The Fiat CR.5 was a version of the CR.1 biplane that was powered by a licence-built Jupiter radial engine. The Bristol Jupiter had been developed towards the end of the First World War as the Cosmos Jupiter. Cosmos Engineering went bankrupt in 1920 and was taken over by Bristol, where work continued on the design, eventually turning it into a very reliable aircraft engine that was produced under licence in fourteen countries. In Italy the engine was produced by Alfa Romeo, first as the Alfa Romeo Jupiter (420hp), and later as the Alfa Romeo 126-RC35 (650hp).

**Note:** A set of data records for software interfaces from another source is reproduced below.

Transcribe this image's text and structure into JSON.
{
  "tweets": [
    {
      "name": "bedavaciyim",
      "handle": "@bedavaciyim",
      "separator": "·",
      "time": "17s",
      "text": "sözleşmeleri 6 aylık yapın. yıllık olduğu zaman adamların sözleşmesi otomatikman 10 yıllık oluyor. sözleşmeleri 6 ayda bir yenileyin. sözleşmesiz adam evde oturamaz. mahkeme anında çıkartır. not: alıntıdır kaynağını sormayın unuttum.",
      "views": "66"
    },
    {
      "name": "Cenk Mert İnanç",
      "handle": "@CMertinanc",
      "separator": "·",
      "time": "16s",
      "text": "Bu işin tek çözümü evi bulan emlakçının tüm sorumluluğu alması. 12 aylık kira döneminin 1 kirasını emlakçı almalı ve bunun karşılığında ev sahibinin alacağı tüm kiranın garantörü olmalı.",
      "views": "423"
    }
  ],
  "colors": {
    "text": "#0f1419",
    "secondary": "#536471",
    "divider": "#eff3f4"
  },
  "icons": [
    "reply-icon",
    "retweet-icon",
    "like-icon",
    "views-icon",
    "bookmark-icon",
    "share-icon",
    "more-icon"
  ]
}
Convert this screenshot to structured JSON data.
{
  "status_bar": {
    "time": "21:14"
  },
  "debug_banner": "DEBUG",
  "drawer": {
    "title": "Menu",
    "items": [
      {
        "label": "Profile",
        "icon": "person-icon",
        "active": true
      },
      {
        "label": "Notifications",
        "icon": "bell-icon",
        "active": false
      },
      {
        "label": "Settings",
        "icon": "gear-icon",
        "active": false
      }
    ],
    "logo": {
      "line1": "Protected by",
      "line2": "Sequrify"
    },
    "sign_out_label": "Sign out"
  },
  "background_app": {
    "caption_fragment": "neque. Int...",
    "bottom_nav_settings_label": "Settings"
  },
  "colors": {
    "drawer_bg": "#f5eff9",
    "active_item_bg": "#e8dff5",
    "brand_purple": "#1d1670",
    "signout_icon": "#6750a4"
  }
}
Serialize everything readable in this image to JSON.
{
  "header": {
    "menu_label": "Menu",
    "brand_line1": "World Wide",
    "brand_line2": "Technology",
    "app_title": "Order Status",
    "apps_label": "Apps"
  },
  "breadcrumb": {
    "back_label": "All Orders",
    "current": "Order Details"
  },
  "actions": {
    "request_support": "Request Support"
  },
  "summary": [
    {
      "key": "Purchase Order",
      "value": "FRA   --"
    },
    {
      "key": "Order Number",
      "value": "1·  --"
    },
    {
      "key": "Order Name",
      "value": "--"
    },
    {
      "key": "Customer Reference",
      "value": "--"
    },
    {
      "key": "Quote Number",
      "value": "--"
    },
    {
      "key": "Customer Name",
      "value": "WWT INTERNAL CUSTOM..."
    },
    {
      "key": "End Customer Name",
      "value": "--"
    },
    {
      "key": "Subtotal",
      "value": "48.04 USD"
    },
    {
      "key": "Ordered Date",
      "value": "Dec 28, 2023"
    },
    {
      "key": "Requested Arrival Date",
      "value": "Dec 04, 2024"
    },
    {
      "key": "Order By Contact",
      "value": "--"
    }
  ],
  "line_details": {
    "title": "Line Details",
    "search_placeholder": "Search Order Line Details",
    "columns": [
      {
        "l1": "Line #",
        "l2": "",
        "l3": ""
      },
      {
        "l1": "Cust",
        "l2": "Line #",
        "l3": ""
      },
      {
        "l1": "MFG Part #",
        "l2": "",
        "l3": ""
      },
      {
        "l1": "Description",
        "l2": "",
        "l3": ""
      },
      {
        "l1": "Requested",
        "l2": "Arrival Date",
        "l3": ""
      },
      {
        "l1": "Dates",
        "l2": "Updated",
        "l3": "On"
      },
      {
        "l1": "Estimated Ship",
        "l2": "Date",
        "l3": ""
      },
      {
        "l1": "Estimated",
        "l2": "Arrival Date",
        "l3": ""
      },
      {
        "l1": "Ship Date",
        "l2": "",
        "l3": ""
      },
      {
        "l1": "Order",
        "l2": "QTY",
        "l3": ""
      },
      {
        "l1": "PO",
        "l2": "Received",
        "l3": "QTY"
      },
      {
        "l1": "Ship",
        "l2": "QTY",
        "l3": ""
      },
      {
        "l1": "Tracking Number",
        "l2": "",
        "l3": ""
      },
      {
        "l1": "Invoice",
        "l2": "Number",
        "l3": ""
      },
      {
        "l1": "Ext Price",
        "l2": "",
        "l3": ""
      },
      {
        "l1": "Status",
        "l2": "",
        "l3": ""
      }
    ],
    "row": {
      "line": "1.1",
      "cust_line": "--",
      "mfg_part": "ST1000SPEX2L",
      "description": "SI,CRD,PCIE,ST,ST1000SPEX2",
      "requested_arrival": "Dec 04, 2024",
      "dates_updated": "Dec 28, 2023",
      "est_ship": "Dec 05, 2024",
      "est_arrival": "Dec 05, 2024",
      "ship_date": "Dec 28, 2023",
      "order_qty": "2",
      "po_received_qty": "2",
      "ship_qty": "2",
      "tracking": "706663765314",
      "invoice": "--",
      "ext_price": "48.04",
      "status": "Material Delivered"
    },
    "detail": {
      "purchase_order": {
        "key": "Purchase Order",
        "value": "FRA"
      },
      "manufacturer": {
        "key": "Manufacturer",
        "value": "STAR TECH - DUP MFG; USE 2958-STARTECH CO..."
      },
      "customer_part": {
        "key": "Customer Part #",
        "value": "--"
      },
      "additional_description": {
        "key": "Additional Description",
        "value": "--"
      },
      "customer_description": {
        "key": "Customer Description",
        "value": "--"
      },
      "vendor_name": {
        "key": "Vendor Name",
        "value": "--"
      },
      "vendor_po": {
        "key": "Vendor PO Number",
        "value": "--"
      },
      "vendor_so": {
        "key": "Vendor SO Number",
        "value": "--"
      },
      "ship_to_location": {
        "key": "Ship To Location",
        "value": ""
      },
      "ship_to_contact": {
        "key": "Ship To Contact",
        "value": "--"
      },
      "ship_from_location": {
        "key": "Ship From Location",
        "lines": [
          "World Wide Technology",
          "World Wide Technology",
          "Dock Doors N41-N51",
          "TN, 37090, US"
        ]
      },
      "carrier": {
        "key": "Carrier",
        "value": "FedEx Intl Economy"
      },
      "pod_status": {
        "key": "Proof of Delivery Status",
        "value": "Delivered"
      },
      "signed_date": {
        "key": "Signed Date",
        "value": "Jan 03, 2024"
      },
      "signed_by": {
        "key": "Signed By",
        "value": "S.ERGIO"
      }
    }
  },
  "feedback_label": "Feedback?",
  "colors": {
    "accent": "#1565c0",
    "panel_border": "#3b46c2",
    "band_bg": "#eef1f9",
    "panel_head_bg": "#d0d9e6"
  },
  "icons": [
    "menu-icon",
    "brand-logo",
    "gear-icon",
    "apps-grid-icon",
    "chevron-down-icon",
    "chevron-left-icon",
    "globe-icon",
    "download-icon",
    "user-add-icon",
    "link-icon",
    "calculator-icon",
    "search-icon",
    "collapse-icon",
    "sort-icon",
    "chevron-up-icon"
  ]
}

The original CR.1 was powered by a 300hp Hispano-Suiza inline engine, and was a rather unusual sesquiplane with a larger lower and smaller upper wing. The CR.5 retained this basic configuration, but was powered by the Alfa Romeo Jupiter engine. The CR.1 was also used to test the Armstrong Siddeley Lynx radial (CR.2) and Fiat A.20 inline engine (CR.10), before development moved onto the much more modern Fiat CR.20.